Eucharistic Presidency - presiding at Holy Communion is normally a rôle reserved exclusively to priests and bishops. The discussion of whether others not ordained priest could preside at communion services, ie Lay Presidency, was dismissed by the CofE house of bishops back in 1997; however, it is an area that as been raised by the Diocese of Sydney, and has also been spoken of in other CofE circles in the past. For the more catholic elements of both the CofE and the Anglican communion at large however, lay presidency is an anathema.

A contrasting anathema for evangelicals is the idea that the Centrality/Uniqueness of Christ to the Christian faith could be watered down. That was perhaps partly what was behind Paul Eddy’s mysteriously evaporating and controversial (as apparently a majority of bishops were against it) Private Members Motion* that was first on, and then off the agenda for last July’s Synod. Some commentators saw it as a short-sighted and potentially damaging motion that would be detrimental to interfaith relations in the UK and abroad.
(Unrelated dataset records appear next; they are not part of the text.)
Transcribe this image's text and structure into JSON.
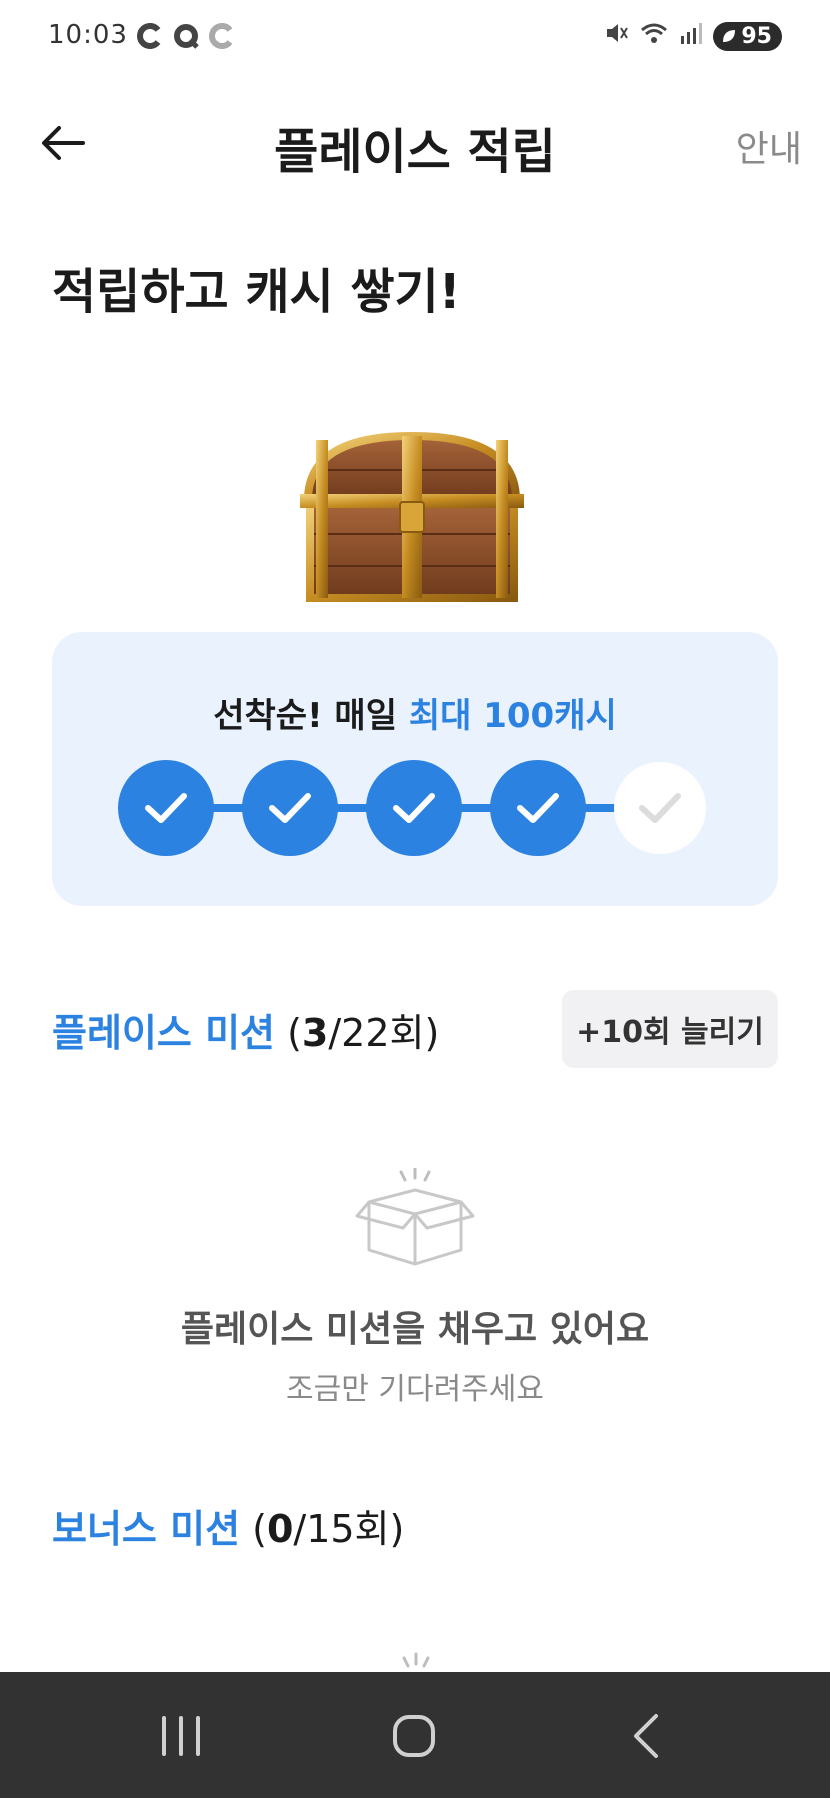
{
  "status_bar": {
    "time": "10:03",
    "left_icons": [
      "notification-icon-1",
      "notification-icon-2",
      "notification-icon-3"
    ],
    "right_icons": [
      "mute-icon",
      "wifi-icon",
      "signal-icon"
    ],
    "battery": "95"
  },
  "header": {
    "title": "플레이스 적립",
    "guide_label": "안내"
  },
  "main": {
    "headline": "적립하고 캐시 쌓기!"
  },
  "progress_card": {
    "heading_prefix": "선착순! 매일 ",
    "heading_accent": "최대 100캐시",
    "steps": [
      {
        "state": "done"
      },
      {
        "state": "done"
      },
      {
        "state": "done"
      },
      {
        "state": "done"
      },
      {
        "state": "todo"
      }
    ]
  },
  "place_mission": {
    "name": "플레이스 미션",
    "count_open": " (",
    "count_done": "3",
    "count_rest": "/22회)",
    "more_button": "+10회 늘리기"
  },
  "empty_state": {
    "title": "플레이스 미션을 채우고 있어요",
    "subtitle": "조금만 기다려주세요"
  },
  "bonus_mission": {
    "name": "보너스 미션",
    "count_open": " (",
    "count_done": "0",
    "count_rest": "/15회)"
  },
  "colors": {
    "accent": "#2c82e0",
    "card_bg": "#eaf2fe",
    "nav_bg": "#323232"
  }
}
Others see it as a vital drawing of a line in the sand to make sure that orthodox Christianity is not lost. It is understood that the motion will return to the Synod's agenda in future.

* The original text of Paul Eddy's Motion:
That this Synod request the House of Bishops to report to the Synod on their understanding of the uniqueness of Christ in Britain's multi-faith society, and offer examples and commendations of good practice in sharing the gospel of salvation through Christ alone with people of other faiths and of none.

Alastair Cutting GS101

Post Script
This blog normally fluctuates in it's appearing according to Synod dates, and consequently so do it's viewing figures. However this July, with assistance from other posters, and especially Justin's magnificent tour-de-force on the Women Bishop's debate (where I am reliably informed, vote results were going up within 35 seconds of being announced - the fastest on the net!) there was a huge surge in interest. For those interested, the graph below comes courtesy of SiteMeter's tracking: